But he did not proffer a number neither for the Corporation’s investment plans for this fiscal year nor the profit target, saying “investments and profit equities in the current fiscal will depend on the market conditions.”
However, Roy was quick to add that LIC would strive to cross this figure in FY 2016, but final figure will depend on the opportunities available in the equity market in 2015-16.
The Sensex and the Nifty posted their best show in 2014-15 since 2010, registering a hefty rise of 25 per cent in 2014-15, mainly driven by surge in foreign inflows after the Modi government took charge.
During 2014-15, the Sensex rose by 5,571.22 points or 24.88 per cent to 27,957.49 from 22,386.27 on March 31, 2014, after touching all-time high of 30,024.74 on March 4.
The Nifty on the other hand zoomed by 1,786.80 points, or 26.65 per cent, to settle the fiscal at 8,491 after scaling lifetime high of 9,119.20 on March 4 this year.
With over Rs 2 trillion holdings, LIC is the single largest investor on Dalal Street, having considerable stake in all the blue-chips.
Having over 300 million policyholders and total assets of over Rs 17.7 trillion, LIC is the largest insurer and any solvency issue with it can really create systemic issues not only for the market but for the entire economy, therefore the worry of the regulators.
As of end March 2015, LIC’s holdings in Central and state government securities stood at Rs 10,35,424.86 crore, Roy said, adding the Corporation plans to do gross investment of Rs 3.75 trillion in the current fiscal year.
As per regulations, LIC is mandated to invest 50 per cent of its funds in government securities.
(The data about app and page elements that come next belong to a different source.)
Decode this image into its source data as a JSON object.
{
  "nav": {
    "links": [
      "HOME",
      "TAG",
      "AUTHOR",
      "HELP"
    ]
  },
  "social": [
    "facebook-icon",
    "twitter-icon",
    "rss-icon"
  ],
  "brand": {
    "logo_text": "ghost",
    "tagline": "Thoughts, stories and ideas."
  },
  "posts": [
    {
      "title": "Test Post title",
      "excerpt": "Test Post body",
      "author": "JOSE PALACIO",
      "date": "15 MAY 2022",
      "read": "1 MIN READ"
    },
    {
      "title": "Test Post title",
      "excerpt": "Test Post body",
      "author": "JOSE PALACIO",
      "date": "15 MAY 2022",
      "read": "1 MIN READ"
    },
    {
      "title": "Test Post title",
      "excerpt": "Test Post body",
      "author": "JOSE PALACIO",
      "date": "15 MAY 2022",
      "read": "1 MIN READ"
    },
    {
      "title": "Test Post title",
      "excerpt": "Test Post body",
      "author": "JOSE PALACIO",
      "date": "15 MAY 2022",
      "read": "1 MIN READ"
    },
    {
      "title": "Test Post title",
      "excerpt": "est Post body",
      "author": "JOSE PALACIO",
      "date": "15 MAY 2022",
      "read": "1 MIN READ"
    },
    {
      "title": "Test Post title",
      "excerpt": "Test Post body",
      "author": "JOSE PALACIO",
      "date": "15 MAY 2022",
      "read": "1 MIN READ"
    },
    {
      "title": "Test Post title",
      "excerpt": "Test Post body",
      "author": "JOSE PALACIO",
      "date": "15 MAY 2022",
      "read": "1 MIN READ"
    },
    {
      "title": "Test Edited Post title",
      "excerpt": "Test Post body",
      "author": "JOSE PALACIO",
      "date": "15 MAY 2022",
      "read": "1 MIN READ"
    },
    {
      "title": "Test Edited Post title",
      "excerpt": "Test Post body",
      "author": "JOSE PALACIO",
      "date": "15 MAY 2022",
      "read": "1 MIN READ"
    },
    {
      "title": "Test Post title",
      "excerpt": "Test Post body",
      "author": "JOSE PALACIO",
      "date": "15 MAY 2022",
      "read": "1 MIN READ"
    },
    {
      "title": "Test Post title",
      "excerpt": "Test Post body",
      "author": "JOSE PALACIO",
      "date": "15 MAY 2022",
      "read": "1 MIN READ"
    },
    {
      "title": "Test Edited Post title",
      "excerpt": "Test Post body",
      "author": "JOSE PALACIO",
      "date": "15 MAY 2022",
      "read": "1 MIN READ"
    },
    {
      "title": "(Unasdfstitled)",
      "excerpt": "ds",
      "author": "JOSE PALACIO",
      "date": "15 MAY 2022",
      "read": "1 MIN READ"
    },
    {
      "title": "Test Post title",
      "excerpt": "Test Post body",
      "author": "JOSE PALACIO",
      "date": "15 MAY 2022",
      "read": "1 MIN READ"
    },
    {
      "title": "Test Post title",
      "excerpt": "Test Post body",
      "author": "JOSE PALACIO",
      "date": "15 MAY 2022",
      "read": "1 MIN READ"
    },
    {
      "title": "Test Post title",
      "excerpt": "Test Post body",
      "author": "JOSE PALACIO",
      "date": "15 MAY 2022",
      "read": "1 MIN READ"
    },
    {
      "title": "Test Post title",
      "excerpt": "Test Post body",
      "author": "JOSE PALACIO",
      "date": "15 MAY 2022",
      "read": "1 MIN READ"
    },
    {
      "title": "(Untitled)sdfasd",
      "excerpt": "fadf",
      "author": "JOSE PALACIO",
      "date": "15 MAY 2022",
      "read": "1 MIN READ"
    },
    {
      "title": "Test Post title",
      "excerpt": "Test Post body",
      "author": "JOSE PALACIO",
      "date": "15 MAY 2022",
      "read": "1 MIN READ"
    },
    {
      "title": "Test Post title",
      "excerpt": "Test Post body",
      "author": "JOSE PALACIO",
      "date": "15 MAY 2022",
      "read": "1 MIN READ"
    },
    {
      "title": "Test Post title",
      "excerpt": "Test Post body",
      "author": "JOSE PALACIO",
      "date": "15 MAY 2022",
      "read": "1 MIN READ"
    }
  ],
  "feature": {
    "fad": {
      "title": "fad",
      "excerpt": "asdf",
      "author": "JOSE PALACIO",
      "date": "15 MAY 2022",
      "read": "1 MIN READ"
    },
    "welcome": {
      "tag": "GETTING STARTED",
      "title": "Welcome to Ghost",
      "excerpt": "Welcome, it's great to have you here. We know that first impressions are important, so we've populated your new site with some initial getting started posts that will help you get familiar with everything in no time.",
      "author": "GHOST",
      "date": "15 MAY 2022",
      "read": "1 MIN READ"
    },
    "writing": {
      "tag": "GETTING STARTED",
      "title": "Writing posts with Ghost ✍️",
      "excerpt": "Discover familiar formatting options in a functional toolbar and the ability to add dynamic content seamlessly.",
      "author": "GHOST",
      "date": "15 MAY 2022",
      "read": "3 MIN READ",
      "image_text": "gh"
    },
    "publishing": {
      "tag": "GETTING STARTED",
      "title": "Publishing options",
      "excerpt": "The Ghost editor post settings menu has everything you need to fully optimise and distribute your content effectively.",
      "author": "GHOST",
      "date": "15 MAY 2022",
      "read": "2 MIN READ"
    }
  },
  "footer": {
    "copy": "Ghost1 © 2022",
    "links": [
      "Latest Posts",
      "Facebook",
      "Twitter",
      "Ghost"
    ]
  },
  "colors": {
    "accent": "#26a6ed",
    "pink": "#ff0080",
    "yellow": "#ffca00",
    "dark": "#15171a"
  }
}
But 66 per cent of its investible funds are government bonds now.
It can be noted that the Reserve Bank in May had expressed its concerns over more than 9 per cent holding of LIC in banks, saying LIC’s higher stakes in a clutch of state-run and private banks could potentially create a contagion effect on the system. Some of its large holdings include a whopping 22.5 per cent in Corporation Bank.
“LIC’s stake is 9.21 per cent for the banking system as a whole. So, from the point of interconnectedness and contagion, as a probability, it is something that affects financial stability. It’s not that it’s affecting today or it’s going to affect tomorrow, but these are probabilities,” deputy governor S S Mundra had said on May 22.
This makes LIC the largest shareholder in the banking sector after the government.
LIC held a whopping 22.5 per cent in Corporation Bank, 21.4 per cent in Allahabad Bank, 13.9 per cent in SBI, 16 per cent in IDBI Bank, 12.7 per cent in Punjab National Bank and 11.33 per cent in Syndicate Bank as of FY15.
But Roy termed the holding in Corporation bank as strategic, saying “our holdings in state-run banks are within the limits prescribed by Irda norms. The only bank in which our holding is beyond 15 per cent is Corporation Bank, but this is a part of our strategic holding, and with approval of Irda and RBI,” Roy said.
LIC also holds 13.6 per cent in the third-largest private sector lender Axis Bank, in which the government also holds almost same stake, and 9.7 per cent in the largest private lender ICICI Bank apart from some stakes in banks like HDFC, Kotak Bank and Yes Bank among others.
The last fiscal saw LIC’s holdings in medium and small state-run banks increasing as the government has not given any money to them as part of the annual capital infusion.
LIC’s increasing play in the NBFC space has also been criticised. In 2014-15 while banks lent only Rs 1.595 trillion to them, insurers, led by LIC lent a much higher Rs 1.76 trillion to the NBFC sector.